I had expected a little more “hands-on” teaching or at least an explanation of how to make stuff for VR, AR and MR.
There are so many possibilities and different techniques; you have to have high skills in coding and technical knowledge.
I concluded, that if I’m going to use AR, it has to be simple.
Terry was nice to ask for files for making a film of our stuff afterwards. I will send him more of my characters, but I will also try to do it my self; see tutorials and ask other people for help.
Later the same day, I went to the Lego’s flagship store in London, where they have a digital box to scan unpacked Lego in order to let the lego come to life as a 3d model.
Careers and employability
Skills and attribute acquisition, facilitated by Hannah Breslin, artist and specialist Employability Practitioner.
What are skills? We made lists of our skills and had a discussion. Hannah expands the understanding of what skills are, it could be inherent abilities as curiosity and patience.

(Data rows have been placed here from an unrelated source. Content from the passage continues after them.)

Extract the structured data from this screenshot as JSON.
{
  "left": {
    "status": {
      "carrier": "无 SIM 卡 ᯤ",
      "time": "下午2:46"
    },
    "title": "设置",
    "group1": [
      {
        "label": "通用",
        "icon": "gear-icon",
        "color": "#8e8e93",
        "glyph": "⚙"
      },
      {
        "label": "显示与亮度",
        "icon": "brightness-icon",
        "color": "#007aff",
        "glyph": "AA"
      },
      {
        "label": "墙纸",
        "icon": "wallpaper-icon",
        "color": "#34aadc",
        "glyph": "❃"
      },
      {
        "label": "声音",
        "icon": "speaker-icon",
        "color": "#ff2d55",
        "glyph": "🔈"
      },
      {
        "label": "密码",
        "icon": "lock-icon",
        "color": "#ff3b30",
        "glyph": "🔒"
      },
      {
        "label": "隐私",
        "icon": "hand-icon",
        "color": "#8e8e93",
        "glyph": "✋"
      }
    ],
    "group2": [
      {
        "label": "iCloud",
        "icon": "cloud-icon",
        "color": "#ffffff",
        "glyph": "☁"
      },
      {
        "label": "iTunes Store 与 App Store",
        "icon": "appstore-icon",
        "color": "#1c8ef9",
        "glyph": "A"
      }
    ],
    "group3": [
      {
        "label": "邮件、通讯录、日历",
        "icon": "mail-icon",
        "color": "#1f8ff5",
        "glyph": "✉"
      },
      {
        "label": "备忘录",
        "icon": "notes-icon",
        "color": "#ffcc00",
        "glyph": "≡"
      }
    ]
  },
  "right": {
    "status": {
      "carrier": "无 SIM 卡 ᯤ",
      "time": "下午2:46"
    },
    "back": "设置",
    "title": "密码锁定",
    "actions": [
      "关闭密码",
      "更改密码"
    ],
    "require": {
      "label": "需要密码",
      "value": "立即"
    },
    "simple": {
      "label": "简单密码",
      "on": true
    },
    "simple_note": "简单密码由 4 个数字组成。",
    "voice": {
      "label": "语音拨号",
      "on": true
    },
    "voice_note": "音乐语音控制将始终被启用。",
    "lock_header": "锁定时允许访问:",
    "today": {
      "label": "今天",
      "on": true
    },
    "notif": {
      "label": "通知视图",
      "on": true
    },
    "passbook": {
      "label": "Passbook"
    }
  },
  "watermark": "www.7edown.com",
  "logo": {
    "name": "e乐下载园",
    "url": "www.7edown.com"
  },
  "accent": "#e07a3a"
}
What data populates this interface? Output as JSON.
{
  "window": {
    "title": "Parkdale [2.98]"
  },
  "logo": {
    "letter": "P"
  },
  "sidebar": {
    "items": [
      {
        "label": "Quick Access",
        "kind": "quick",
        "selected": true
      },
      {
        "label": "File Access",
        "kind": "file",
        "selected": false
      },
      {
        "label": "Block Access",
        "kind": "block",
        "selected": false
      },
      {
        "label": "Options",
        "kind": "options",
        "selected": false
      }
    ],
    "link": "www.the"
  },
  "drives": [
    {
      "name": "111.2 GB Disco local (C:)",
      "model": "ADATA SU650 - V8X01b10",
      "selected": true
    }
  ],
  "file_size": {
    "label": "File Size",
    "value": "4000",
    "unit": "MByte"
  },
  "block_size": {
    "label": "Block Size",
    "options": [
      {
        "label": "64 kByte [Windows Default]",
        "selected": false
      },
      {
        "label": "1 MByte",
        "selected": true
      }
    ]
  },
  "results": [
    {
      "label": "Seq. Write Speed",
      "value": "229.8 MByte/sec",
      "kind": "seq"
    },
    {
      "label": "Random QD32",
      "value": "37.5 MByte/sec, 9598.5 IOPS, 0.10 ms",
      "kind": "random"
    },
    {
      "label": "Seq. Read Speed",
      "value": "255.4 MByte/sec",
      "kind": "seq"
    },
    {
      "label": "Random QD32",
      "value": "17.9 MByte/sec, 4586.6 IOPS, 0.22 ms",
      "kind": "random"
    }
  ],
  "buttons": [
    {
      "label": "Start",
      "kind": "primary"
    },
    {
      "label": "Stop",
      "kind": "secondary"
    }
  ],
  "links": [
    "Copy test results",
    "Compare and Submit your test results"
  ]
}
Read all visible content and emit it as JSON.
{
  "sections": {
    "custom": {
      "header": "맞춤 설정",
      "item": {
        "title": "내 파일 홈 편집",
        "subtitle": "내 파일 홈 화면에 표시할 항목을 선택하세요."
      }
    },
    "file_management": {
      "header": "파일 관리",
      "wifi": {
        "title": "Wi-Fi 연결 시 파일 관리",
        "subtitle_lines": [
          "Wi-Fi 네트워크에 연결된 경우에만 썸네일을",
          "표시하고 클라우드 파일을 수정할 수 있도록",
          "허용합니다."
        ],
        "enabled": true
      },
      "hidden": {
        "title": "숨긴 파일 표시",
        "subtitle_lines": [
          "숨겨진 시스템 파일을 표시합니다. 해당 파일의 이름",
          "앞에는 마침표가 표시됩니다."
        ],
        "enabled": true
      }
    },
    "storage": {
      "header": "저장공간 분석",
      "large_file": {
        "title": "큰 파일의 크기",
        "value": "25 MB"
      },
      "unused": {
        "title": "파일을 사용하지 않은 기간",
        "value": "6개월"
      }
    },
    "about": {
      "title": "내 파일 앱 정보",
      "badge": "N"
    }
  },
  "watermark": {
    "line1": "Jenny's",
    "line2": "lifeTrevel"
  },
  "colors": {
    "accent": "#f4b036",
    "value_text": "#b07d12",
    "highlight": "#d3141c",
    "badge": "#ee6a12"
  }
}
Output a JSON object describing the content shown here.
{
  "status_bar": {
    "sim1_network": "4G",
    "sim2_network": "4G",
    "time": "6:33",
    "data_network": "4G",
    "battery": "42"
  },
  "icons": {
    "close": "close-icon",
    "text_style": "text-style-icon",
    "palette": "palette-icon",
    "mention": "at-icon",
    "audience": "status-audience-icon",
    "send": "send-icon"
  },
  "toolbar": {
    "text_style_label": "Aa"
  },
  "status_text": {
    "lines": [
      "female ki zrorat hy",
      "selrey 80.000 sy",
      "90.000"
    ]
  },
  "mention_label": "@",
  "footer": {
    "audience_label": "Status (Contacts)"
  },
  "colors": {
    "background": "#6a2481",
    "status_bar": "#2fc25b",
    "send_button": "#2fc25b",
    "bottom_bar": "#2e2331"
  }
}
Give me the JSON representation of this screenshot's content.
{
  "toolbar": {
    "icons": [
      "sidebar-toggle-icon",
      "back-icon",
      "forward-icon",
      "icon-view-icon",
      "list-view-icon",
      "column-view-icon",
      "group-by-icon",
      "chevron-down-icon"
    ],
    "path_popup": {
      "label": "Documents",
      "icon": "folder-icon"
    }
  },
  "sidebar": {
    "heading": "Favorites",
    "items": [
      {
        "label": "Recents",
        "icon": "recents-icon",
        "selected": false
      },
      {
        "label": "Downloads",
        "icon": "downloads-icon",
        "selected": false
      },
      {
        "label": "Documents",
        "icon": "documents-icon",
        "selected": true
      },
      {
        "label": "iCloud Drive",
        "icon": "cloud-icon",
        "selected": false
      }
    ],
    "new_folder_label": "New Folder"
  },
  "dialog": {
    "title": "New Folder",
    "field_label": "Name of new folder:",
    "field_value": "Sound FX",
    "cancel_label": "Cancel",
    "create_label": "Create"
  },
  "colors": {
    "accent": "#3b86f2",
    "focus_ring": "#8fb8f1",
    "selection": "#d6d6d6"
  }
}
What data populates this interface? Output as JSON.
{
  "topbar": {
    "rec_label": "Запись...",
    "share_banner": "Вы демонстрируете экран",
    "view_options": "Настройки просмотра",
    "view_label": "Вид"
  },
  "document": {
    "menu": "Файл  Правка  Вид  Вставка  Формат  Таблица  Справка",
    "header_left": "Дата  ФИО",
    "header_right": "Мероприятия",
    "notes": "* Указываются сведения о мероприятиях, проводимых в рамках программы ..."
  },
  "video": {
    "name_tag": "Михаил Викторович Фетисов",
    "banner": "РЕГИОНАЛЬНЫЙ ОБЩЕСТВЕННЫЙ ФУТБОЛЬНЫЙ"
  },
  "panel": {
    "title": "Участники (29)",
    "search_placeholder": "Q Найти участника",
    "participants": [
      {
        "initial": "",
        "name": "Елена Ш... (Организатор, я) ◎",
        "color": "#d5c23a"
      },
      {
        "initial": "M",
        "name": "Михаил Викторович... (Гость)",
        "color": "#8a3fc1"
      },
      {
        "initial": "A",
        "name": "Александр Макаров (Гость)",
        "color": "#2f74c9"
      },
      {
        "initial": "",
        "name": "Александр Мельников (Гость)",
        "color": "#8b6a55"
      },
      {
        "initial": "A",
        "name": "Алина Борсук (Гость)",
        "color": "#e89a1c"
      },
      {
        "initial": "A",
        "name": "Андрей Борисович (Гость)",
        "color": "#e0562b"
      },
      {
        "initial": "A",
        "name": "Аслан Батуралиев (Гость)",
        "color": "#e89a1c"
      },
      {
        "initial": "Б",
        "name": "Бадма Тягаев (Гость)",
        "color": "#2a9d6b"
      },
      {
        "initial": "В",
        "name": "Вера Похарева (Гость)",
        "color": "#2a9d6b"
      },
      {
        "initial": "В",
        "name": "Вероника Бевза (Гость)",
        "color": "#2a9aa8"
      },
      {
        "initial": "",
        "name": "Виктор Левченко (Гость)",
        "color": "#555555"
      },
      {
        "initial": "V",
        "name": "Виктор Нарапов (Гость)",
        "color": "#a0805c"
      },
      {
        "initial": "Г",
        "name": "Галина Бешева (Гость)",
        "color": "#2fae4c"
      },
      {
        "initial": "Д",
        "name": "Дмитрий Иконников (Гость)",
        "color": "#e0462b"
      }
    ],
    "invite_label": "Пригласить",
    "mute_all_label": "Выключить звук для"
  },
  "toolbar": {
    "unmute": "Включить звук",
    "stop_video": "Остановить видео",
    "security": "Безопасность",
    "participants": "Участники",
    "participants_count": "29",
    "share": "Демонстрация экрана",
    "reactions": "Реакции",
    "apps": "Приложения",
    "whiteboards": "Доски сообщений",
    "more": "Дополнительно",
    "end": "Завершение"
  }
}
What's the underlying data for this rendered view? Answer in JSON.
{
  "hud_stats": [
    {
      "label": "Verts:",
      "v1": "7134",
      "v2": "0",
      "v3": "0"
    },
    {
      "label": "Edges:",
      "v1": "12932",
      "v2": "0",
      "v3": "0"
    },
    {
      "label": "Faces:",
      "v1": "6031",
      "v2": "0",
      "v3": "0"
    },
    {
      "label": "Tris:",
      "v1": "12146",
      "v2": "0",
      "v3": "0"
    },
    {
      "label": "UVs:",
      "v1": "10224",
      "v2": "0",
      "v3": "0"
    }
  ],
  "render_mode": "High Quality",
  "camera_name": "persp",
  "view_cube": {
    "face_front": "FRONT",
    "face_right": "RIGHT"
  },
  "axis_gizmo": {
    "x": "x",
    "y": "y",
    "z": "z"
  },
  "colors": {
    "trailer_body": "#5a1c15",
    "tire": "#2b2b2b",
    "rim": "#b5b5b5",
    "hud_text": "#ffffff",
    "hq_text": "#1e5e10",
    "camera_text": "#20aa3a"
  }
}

She encouraged us to make stories from a model she called STAR (situation, task, action and result). Based on an experience we had where one or more skills were used a short personal story, would tell much more about us. The story can be part of an application or an informal presentation face to face.
History of Drawing exhibition at Camberwell Space gallery:
Group tutorial with Charlotte, Vivian and Dwa. Donald Takeshita-Guy was the artist supporting us.
Nice to meet the other students and see their works and hear about their projects.
I presented my work and talked about what to make for the Final show. I got a good response and some few advice; trying to focus on the good dreams just to see if there will be any changing, looking at Sarah Fanelli and Ilya & Emilia Kabakov.
Afterwards, I looked up Sara Fanelli and realized that I have one of her books at home 😉
Book presentation in the Lecture Theater at Camberwell
Denise Haywrysio’s “Spotlight project”. She had been working on this project for years. We saw the original book and a 20 minutes long film sequence. It started when she found an old casting book on a flea market. The books contain black and with pictures of actresses from the middle of last century.
Denise starts cutting out the faces, it makes interesting forms, patterns and funny words in the negative space of the faces. She had an idea of removing the faces were as liberate them.
According to the sound she was inspired by Kurt Schwitters. A voice read the randomly cut text in fast and slow speed, sometimes it’s understandable and sometimes not, it strengthens the mysterious expression.
The whole project was really nice and had an attractive impact on me; something hid and forgot insisted to be present.